*** PROVIDED DATA

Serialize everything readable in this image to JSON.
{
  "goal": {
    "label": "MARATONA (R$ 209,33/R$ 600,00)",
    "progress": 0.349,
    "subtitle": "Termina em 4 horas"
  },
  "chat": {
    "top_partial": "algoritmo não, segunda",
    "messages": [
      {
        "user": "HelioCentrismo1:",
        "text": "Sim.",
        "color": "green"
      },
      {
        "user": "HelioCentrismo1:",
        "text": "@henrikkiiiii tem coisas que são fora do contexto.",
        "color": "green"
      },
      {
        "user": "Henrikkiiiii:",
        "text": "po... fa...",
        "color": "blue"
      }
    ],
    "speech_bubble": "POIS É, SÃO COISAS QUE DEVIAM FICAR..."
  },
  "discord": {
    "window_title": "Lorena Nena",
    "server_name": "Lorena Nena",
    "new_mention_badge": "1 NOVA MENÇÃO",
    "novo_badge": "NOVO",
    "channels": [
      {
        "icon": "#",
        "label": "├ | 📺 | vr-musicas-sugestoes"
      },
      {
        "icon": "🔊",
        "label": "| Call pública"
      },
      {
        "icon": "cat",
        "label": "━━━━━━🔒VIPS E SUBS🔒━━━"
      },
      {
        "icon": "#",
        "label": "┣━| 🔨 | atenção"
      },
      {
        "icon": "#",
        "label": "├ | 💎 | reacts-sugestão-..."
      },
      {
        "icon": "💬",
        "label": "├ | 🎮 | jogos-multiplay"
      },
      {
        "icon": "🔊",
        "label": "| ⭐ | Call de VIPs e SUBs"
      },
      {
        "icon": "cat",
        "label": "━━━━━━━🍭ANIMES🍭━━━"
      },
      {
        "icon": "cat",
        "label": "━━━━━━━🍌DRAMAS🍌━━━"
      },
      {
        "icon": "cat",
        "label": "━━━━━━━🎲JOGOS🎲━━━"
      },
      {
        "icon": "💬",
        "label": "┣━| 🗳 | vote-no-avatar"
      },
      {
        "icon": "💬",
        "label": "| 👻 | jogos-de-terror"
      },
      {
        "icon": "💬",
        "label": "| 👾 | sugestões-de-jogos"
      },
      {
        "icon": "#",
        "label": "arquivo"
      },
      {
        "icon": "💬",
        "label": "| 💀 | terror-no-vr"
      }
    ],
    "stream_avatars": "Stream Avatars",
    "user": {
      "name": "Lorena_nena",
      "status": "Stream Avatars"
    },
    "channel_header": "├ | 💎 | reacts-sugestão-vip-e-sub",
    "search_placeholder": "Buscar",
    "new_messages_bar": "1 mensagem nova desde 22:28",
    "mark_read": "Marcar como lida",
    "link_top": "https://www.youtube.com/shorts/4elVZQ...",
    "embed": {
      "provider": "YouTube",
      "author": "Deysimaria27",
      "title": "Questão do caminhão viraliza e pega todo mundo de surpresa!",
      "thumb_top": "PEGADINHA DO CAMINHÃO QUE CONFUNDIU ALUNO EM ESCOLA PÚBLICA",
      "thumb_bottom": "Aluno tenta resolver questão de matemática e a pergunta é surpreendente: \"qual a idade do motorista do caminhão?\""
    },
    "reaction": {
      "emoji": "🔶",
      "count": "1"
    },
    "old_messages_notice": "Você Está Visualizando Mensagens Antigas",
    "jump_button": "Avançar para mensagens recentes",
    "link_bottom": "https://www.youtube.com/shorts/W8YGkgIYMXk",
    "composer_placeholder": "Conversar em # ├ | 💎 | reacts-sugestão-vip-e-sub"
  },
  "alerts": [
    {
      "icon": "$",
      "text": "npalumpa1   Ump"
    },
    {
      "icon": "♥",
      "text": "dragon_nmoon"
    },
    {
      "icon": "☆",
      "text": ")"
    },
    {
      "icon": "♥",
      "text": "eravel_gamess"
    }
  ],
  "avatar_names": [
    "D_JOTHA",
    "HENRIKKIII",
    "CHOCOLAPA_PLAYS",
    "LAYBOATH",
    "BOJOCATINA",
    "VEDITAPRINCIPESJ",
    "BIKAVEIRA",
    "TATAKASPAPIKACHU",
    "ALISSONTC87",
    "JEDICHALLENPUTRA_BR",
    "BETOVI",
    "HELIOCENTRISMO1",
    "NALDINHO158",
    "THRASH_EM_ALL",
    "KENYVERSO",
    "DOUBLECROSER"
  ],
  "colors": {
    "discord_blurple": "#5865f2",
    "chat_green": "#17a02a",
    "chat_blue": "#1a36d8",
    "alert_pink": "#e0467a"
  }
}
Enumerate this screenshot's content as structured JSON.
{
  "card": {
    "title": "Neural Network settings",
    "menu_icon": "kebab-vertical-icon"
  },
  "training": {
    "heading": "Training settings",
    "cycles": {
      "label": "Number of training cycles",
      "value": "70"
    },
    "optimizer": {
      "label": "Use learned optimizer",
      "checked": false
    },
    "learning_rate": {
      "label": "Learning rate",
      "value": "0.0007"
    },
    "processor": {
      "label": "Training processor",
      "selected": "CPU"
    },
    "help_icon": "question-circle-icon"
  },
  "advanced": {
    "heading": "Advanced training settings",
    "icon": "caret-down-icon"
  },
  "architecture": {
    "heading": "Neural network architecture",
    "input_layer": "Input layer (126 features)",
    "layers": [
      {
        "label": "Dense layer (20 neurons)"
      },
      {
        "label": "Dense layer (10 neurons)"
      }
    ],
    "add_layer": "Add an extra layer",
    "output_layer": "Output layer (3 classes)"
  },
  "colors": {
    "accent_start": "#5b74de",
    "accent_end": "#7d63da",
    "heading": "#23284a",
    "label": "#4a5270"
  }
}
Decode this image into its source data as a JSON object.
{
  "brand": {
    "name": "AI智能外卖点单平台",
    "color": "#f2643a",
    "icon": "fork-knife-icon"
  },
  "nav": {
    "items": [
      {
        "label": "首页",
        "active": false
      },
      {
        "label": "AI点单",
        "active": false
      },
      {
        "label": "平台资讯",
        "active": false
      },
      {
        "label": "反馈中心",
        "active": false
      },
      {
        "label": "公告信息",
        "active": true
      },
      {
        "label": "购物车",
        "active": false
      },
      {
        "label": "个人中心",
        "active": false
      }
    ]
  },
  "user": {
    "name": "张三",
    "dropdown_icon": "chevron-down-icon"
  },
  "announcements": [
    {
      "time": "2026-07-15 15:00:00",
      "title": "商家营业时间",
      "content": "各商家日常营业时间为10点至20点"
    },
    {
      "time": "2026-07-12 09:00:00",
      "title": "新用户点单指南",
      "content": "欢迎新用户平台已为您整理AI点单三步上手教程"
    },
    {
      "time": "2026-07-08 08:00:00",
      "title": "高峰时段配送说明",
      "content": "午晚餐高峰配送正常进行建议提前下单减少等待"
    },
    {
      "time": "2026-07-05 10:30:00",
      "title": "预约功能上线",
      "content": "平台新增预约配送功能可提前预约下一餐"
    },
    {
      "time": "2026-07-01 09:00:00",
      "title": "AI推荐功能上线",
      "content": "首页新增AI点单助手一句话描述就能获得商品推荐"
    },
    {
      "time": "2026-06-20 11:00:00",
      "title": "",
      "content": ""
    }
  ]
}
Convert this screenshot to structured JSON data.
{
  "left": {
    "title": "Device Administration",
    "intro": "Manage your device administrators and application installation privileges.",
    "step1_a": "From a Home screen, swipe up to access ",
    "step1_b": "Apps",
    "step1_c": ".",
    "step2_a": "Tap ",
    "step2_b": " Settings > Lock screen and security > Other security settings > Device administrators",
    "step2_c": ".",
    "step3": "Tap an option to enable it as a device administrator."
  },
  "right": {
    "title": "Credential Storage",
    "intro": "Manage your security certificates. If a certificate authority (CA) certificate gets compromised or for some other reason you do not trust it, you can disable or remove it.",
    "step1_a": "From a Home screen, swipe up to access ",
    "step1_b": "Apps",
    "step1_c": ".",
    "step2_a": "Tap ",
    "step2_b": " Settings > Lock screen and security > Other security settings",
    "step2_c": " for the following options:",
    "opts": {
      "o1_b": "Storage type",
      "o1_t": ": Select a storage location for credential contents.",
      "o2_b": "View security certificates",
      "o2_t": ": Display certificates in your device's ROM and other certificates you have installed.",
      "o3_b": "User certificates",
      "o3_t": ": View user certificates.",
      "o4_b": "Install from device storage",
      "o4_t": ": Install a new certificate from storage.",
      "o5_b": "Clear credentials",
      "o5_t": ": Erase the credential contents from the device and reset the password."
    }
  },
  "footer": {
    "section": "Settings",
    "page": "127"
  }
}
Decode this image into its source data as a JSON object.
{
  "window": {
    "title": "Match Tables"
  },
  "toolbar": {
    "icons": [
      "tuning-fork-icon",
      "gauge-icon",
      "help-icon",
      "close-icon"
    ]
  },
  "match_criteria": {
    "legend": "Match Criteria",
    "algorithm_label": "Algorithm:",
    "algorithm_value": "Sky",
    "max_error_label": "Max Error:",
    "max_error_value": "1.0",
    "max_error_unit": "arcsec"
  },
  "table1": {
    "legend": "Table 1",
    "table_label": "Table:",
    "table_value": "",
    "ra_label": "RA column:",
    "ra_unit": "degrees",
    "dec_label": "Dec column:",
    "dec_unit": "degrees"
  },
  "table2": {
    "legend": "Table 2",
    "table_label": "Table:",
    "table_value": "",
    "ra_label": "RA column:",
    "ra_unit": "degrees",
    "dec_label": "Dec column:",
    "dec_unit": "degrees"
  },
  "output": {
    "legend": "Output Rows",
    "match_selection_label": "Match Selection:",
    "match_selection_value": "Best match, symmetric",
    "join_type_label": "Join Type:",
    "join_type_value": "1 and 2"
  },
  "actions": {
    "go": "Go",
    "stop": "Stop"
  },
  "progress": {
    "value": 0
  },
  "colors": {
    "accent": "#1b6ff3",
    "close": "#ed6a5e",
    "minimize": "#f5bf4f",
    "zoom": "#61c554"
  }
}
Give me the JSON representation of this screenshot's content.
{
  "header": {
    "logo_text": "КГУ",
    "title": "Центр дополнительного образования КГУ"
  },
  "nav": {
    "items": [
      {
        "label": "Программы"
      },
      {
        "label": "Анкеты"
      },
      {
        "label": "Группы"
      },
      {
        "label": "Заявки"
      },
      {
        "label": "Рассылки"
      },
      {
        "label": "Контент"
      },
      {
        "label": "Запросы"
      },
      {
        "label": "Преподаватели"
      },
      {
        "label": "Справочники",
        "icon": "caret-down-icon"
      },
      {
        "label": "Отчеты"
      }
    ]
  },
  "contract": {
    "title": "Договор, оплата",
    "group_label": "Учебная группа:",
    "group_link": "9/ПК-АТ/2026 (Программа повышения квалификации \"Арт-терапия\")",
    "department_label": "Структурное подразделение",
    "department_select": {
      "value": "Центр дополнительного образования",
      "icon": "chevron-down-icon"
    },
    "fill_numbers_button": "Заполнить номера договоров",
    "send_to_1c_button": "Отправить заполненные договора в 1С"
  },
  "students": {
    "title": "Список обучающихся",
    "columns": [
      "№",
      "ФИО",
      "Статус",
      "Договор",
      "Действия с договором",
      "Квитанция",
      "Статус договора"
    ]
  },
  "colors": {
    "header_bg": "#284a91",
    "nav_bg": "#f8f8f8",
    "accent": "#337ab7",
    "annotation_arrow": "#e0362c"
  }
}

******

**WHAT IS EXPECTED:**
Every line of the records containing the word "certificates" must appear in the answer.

**EXERCISE RESPONSE:**
    "intro": "Manage your security certificates. If a certificate authority (CA) certificate gets compromised or for some other reason you do not trust it, you can disable or remove it.",
      "o2_b": "View security certificates",
      "o2_t": ": Display certificates in your device's ROM and other certificates you have installed.",
      "o3_b": "User certificates",
      "o3_t": ": View user certificates.",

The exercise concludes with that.